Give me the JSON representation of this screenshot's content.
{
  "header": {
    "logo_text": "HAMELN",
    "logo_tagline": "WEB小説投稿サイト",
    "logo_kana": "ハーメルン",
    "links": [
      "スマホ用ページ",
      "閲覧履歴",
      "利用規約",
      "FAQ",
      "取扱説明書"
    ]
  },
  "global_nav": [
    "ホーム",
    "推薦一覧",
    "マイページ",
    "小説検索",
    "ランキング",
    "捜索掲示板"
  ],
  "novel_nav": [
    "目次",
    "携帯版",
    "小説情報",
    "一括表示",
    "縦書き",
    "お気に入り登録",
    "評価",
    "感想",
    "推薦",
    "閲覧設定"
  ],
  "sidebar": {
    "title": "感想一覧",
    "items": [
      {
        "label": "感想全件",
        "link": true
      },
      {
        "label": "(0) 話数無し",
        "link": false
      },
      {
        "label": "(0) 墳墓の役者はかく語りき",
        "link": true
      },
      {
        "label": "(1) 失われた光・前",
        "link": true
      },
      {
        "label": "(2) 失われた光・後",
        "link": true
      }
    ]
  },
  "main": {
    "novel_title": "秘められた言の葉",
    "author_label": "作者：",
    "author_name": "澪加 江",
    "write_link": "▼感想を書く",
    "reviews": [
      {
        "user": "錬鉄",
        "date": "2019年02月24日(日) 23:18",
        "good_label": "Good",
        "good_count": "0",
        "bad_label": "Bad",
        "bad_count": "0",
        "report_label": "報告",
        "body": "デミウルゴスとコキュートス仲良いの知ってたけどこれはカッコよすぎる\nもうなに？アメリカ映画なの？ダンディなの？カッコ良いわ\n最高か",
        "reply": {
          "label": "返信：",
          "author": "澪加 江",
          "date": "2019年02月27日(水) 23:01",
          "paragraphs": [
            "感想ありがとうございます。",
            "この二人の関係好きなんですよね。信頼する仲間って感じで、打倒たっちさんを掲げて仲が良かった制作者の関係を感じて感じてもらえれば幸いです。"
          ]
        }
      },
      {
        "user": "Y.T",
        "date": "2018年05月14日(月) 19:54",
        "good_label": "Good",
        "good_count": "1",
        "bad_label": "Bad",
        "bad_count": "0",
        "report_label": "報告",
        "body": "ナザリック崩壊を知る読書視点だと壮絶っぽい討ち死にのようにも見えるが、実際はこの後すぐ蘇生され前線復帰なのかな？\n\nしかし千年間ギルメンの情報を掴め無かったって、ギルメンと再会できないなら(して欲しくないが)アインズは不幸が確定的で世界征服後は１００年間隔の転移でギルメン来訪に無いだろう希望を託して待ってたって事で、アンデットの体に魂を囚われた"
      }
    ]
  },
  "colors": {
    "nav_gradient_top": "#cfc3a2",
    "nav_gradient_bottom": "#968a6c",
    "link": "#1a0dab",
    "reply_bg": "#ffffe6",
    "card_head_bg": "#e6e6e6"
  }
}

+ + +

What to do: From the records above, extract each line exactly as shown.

Task response:
Give me the JSON representation of this screenshot's content.
{
  "header": {
    "logo_text": "HAMELN",
    "logo_tagline": "WEB小説投稿サイト",
    "logo_kana": "ハーメルン",
    "links": [
      "スマホ用ページ",
      "閲覧履歴",
      "利用規約",
      "FAQ",
      "取扱説明書"
    ]
  },
  "global_nav": [
    "ホーム",
    "推薦一覧",
    "マイページ",
    "小説検索",
    "ランキング",
    "捜索掲示板"
  ],
  "novel_nav": [
    "目次",
    "携帯版",
    "小説情報",
    "一括表示",
    "縦書き",
    "お気に入り登録",
    "評価",
    "感想",
    "推薦",
    "閲覧設定"
  ],
  "sidebar": {
    "title": "感想一覧",
    "items": [
      {
        "label": "感想全件",
        "link": true
      },
      {
        "label": "(0) 話数無し",
        "link": false
      },
      {
        "label": "(0) 墳墓の役者はかく語りき",
        "link": true
      },
      {
        "label": "(1) 失われた光・前",
        "link": true
      },
      {
        "label": "(2) 失われた光・後",
        "link": true
      }
    ]
  },
  "main": {
    "novel_title": "秘められた言の葉",
    "author_label": "作者：",
    "author_name": "澪加 江",
    "write_link": "▼感想を書く",
    "reviews": [
      {
        "user": "錬鉄",
        "date": "2019年02月24日(日) 23:18",
        "good_label": "Good",
        "good_count": "0",
        "bad_label": "Bad",
        "bad_count": "0",
        "report_label": "報告",
        "body": "デミウルゴスとコキュートス仲良いの知ってたけどこれはカッコよすぎる\nもうなに？アメリカ映画なの？ダンディなの？カッコ良いわ\n最高か",
        "reply": {
          "label": "返信：",
          "author": "澪加 江",
          "date": "2019年02月27日(水) 23:01",
          "paragraphs": [
            "感想ありがとうございます。",
            "この二人の関係好きなんですよね。信頼する仲間って感じで、打倒たっちさんを掲げて仲が良かった制作者の関係を感じて感じてもらえれば幸いです。"
          ]
        }
      },
      {
        "user": "Y.T",
        "date": "2018年05月14日(月) 19:54",
        "good_label": "Good",
        "good_count": "1",
        "bad_label": "Bad",
        "bad_count": "0",
        "report_label": "報告",
        "body": "ナザリック崩壊を知る読書視点だと壮絶っぽい討ち死にのようにも見えるが、実際はこの後すぐ蘇生され前線復帰なのかな？\n\nしかし千年間ギルメンの情報を掴め無かったって、ギルメンと再会できないなら(して欲しくないが)アインズは不幸が確定的で世界征服後は１００年間隔の転移でギルメン来訪に無いだろう希望を託して待ってたって事で、アンデットの体に魂を囚われた"
      }
    ]
  },
  "colors": {
    "nav_gradient_top": "#cfc3a2",
    "nav_gradient_bottom": "#968a6c",
    "link": "#1a0dab",
    "reply_bg": "#ffffe6",
    "card_head_bg": "#e6e6e6"
  }
}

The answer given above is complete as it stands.